Beware of the Upside Down Car Loan
Being upside down or underwater on your car loan means you owe more on the car than it's worth. Even if you're not planning to sell your car for many years, being upside down on a loan is a dangerous game you don't want to play. If you lose your source of income and can't make payments, you can fall into a negative equity cycle.
If you need to trade-in your car before your loan is paid off and you're upside down, you may be able to do so, but you'll also risk falling into a debt cycle that's difficult to dig yourself out from. Most car dealers will take your trade-in, even if you owe more than it's worth. They're able to do this is by taking the amount you're upside down for on your current car and applying it to the balance of your new car loan. Some car owners do this multiple times and their finances spiral out of control with the ever-growing debt.
Instead of stretching out a loan to 6, 7 or even 8 years, consider going with a less expensive vehicle or buying a used car instead of new. When you buy an affordable used car, in addition to being able to pay it off faster and get a lower interest rate, you'll also bypass the instant depreciation once you drive off the lot.
What should you do if you have an existing car loan with terms longer than 60 months and/or a high interest rate?

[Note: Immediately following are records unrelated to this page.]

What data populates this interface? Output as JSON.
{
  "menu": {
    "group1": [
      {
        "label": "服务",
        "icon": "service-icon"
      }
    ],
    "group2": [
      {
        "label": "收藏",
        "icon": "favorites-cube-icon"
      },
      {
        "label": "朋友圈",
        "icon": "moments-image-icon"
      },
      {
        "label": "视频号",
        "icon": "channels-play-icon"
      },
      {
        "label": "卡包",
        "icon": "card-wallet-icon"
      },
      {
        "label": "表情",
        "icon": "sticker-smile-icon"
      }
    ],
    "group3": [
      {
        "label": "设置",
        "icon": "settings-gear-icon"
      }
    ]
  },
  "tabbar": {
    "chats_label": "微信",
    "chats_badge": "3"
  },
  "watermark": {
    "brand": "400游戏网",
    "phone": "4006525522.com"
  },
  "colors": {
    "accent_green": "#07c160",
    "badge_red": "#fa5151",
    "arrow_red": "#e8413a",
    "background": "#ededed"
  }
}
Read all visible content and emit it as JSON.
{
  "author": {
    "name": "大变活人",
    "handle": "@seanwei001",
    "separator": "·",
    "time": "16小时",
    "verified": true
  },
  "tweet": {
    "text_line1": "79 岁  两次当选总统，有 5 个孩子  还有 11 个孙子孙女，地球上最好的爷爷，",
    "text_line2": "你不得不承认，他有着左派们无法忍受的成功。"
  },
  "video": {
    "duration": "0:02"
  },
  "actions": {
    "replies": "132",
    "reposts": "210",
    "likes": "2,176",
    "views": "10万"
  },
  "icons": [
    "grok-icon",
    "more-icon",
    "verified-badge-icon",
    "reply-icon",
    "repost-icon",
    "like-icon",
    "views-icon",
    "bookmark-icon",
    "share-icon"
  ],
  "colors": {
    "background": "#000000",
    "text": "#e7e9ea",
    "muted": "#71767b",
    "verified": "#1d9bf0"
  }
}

Your best bet can be refinancing your loan to make the terms and interest more favorable and reduce your chances of drowning in debt.